Content starts
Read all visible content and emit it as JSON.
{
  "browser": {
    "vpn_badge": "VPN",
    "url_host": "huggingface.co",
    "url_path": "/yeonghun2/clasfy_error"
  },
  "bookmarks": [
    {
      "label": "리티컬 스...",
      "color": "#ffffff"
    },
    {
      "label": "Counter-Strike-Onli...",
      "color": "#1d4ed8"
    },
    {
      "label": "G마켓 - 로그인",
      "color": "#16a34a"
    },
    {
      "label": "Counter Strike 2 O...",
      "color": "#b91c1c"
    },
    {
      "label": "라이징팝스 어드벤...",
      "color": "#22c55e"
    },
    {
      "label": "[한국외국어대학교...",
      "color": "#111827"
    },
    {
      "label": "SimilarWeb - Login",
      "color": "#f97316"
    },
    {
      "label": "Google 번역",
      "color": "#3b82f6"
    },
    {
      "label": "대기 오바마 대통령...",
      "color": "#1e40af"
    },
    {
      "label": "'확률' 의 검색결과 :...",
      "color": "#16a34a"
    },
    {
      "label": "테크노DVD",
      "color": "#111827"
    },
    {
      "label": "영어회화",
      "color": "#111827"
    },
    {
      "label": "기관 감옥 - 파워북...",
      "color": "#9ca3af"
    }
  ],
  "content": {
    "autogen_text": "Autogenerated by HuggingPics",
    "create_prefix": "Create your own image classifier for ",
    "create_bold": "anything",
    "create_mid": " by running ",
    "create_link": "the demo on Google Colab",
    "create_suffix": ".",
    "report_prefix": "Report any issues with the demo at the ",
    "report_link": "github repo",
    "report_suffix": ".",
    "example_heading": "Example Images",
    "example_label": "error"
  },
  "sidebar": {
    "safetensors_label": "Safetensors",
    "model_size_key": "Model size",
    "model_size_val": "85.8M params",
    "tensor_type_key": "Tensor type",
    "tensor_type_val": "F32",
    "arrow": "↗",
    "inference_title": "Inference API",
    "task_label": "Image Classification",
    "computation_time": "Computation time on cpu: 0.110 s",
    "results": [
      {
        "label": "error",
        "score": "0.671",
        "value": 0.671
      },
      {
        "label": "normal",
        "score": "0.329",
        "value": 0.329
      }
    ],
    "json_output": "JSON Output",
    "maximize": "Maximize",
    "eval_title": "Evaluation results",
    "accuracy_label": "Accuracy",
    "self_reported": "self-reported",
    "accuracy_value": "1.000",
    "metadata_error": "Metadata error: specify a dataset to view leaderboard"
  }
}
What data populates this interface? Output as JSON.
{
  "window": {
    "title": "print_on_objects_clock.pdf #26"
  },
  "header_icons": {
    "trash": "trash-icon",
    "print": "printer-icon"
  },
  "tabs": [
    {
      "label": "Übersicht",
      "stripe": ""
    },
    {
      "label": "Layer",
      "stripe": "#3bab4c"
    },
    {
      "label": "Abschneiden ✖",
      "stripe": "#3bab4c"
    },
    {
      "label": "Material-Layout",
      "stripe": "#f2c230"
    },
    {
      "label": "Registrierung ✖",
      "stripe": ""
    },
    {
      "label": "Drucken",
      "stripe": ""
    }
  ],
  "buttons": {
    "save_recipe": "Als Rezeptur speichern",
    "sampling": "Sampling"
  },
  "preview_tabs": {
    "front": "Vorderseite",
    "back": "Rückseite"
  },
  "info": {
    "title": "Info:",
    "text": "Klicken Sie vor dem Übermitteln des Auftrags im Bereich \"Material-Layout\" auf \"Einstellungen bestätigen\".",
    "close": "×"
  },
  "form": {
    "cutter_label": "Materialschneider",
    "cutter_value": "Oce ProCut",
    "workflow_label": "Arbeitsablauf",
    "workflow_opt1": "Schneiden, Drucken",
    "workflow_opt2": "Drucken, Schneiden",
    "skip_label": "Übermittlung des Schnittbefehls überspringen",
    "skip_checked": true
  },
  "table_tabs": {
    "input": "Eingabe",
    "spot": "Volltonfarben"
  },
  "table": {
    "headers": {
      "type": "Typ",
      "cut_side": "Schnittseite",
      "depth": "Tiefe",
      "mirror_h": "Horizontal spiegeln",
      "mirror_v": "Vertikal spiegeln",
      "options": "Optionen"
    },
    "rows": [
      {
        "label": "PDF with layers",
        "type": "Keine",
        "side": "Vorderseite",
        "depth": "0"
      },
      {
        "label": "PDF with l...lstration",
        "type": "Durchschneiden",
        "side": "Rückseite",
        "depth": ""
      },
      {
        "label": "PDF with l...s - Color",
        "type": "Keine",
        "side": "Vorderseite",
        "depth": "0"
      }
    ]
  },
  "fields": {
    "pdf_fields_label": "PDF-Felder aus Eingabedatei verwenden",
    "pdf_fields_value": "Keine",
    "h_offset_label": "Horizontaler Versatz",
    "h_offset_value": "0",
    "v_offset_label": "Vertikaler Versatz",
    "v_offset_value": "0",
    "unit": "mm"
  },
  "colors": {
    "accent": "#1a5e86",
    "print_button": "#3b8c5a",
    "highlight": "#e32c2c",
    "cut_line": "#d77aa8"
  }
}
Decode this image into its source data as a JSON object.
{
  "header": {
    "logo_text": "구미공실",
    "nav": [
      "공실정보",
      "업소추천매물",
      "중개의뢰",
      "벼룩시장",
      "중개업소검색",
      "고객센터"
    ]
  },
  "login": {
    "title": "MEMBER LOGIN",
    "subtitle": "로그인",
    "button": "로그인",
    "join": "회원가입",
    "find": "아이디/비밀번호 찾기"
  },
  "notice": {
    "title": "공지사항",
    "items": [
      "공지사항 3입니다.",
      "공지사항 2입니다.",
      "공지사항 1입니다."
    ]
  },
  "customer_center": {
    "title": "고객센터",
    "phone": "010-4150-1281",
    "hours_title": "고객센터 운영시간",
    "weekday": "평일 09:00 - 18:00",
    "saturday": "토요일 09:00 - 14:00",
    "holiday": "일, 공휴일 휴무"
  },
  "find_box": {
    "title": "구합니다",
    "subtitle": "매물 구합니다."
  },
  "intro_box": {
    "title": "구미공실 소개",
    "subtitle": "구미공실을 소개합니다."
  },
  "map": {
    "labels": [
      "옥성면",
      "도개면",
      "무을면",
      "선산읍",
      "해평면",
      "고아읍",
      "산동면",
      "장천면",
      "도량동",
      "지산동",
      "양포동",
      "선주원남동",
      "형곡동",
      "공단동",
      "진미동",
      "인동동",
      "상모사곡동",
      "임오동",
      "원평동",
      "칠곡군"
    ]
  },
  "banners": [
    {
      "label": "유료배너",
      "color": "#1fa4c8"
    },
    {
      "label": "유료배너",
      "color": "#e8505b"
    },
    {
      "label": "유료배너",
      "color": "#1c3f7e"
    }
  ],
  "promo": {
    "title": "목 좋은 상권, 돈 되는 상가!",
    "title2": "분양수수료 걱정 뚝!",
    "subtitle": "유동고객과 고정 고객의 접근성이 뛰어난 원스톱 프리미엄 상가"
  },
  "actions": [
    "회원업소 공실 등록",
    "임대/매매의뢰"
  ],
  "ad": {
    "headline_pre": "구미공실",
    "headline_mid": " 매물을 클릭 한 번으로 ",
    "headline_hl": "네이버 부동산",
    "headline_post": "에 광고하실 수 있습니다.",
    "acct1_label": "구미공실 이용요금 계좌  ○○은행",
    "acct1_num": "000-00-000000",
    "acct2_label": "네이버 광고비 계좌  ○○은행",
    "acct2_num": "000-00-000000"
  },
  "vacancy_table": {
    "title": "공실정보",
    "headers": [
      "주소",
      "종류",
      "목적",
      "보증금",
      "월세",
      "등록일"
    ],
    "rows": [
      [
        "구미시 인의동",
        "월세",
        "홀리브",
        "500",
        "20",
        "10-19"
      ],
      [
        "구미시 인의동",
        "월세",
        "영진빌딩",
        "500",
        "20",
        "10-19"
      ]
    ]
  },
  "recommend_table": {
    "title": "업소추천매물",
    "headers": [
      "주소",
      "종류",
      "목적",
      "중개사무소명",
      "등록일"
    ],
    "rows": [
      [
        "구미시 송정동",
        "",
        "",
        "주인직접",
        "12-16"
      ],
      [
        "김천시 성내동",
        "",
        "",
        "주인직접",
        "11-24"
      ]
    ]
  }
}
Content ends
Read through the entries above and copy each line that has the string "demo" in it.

    "create_link": "the demo on Google Colab",
    "report_prefix": "Report any issues with the demo at the ",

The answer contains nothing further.